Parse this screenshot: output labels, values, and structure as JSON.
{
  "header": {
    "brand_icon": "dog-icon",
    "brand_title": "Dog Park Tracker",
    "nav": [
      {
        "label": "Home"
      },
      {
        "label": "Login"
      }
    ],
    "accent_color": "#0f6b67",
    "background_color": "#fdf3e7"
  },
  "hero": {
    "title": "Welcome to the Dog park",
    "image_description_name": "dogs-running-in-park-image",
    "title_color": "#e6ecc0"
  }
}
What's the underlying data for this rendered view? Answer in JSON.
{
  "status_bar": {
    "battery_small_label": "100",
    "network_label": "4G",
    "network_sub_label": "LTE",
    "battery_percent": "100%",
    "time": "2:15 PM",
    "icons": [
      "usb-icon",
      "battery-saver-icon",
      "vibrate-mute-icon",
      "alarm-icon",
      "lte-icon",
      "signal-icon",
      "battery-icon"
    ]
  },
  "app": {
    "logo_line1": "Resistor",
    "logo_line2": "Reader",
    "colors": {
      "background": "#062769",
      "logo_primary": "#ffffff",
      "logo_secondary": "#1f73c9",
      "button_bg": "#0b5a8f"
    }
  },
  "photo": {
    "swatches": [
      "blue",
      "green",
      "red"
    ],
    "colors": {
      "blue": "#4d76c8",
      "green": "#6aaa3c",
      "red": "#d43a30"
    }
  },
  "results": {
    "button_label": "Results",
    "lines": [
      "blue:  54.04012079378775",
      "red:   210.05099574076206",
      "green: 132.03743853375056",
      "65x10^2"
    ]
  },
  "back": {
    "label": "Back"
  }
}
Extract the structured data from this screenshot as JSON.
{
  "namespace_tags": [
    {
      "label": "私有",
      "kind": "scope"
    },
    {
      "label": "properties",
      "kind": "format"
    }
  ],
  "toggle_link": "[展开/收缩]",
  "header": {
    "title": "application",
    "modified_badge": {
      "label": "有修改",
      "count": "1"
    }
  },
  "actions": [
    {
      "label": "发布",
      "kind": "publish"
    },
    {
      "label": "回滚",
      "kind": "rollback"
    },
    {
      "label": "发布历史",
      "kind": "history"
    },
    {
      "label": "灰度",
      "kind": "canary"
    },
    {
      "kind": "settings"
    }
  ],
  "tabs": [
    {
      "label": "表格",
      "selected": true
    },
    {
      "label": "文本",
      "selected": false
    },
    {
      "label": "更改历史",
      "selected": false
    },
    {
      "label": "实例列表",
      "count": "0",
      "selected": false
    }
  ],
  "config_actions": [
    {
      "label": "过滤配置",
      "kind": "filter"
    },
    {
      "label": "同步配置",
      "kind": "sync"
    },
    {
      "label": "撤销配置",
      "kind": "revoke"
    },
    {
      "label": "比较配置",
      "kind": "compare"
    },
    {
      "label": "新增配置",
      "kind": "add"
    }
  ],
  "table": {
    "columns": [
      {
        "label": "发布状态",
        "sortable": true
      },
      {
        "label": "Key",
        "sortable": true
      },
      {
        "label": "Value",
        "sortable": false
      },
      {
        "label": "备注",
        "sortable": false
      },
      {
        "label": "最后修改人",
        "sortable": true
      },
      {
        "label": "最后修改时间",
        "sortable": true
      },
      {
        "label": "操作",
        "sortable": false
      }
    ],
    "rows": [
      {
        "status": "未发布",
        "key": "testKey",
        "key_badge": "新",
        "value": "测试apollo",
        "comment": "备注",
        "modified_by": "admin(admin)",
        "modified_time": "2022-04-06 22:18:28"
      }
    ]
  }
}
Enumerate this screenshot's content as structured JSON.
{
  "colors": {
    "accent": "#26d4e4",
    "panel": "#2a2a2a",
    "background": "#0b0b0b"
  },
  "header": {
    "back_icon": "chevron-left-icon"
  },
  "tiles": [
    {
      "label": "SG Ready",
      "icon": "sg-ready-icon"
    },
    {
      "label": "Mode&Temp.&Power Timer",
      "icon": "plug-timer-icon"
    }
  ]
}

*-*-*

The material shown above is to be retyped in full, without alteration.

Parse this screenshot: output labels, values, and structure as JSON.
{
  "header": {
    "brand_icon": "dog-icon",
    "brand_title": "Dog Park Tracker",
    "nav": [
      {
        "label": "Home"
      },
      {
        "label": "Login"
      }
    ],
    "accent_color": "#0f6b67",
    "background_color": "#fdf3e7"
  },
  "hero": {
    "title": "Welcome to the Dog park",
    "image_description_name": "dogs-running-in-park-image",
    "title_color": "#e6ecc0"
  }
}
What's the underlying data for this rendered view? Answer in JSON.
{
  "status_bar": {
    "battery_small_label": "100",
    "network_label": "4G",
    "network_sub_label": "LTE",
    "battery_percent": "100%",
    "time": "2:15 PM",
    "icons": [
      "usb-icon",
      "battery-saver-icon",
      "vibrate-mute-icon",
      "alarm-icon",
      "lte-icon",
      "signal-icon",
      "battery-icon"
    ]
  },
  "app": {
    "logo_line1": "Resistor",
    "logo_line2": "Reader",
    "colors": {
      "background": "#062769",
      "logo_primary": "#ffffff",
      "logo_secondary": "#1f73c9",
      "button_bg": "#0b5a8f"
    }
  },
  "photo": {
    "swatches": [
      "blue",
      "green",
      "red"
    ],
    "colors": {
      "blue": "#4d76c8",
      "green": "#6aaa3c",
      "red": "#d43a30"
    }
  },
  "results": {
    "button_label": "Results",
    "lines": [
      "blue:  54.04012079378775",
      "red:   210.05099574076206",
      "green: 132.03743853375056",
      "65x10^2"
    ]
  },
  "back": {
    "label": "Back"
  }
}
Extract the structured data from this screenshot as JSON.
{
  "namespace_tags": [
    {
      "label": "私有",
      "kind": "scope"
    },
    {
      "label": "properties",
      "kind": "format"
    }
  ],
  "toggle_link": "[展开/收缩]",
  "header": {
    "title": "application",
    "modified_badge": {
      "label": "有修改",
      "count": "1"
    }
  },
  "actions": [
    {
      "label": "发布",
      "kind": "publish"
    },
    {
      "label": "回滚",
      "kind": "rollback"
    },
    {
      "label": "发布历史",
      "kind": "history"
    },
    {
      "label": "灰度",
      "kind": "canary"
    },
    {
      "kind": "settings"
    }
  ],
  "tabs": [
    {
      "label": "表格",
      "selected": true
    },
    {
      "label": "文本",
      "selected": false
    },
    {
      "label": "更改历史",
      "selected": false
    },
    {
      "label": "实例列表",
      "count": "0",
      "selected": false
    }
  ],
  "config_actions": [
    {
      "label": "过滤配置",
      "kind": "filter"
    },
    {
      "label": "同步配置",
      "kind": "sync"
    },
    {
      "label": "撤销配置",
      "kind": "revoke"
    },
    {
      "label": "比较配置",
      "kind": "compare"
    },
    {
      "label": "新增配置",
      "kind": "add"
    }
  ],
  "table": {
    "columns": [
      {
        "label": "发布状态",
        "sortable": true
      },
      {
        "label": "Key",
        "sortable": true
      },
      {
        "label": "Value",
        "sortable": false
      },
      {
        "label": "备注",
        "sortable": false
      },
      {
        "label": "最后修改人",
        "sortable": true
      },
      {
        "label": "最后修改时间",
        "sortable": true
      },
      {
        "label": "操作",
        "sortable": false
      }
    ],
    "rows": [
      {
        "status": "未发布",
        "key": "testKey",
        "key_badge": "新",
        "value": "测试apollo",
        "comment": "备注",
        "modified_by": "admin(admin)",
        "modified_time": "2022-04-06 22:18:28"
      }
    ]
  }
}
Enumerate this screenshot's content as structured JSON.
{
  "colors": {
    "accent": "#26d4e4",
    "panel": "#2a2a2a",
    "background": "#0b0b0b"
  },
  "header": {
    "back_icon": "chevron-left-icon"
  },
  "tiles": [
    {
      "label": "SG Ready",
      "icon": "sg-ready-icon"
    },
    {
      "label": "Mode&Temp.&Power Timer",
      "icon": "plug-timer-icon"
    }
  ]
}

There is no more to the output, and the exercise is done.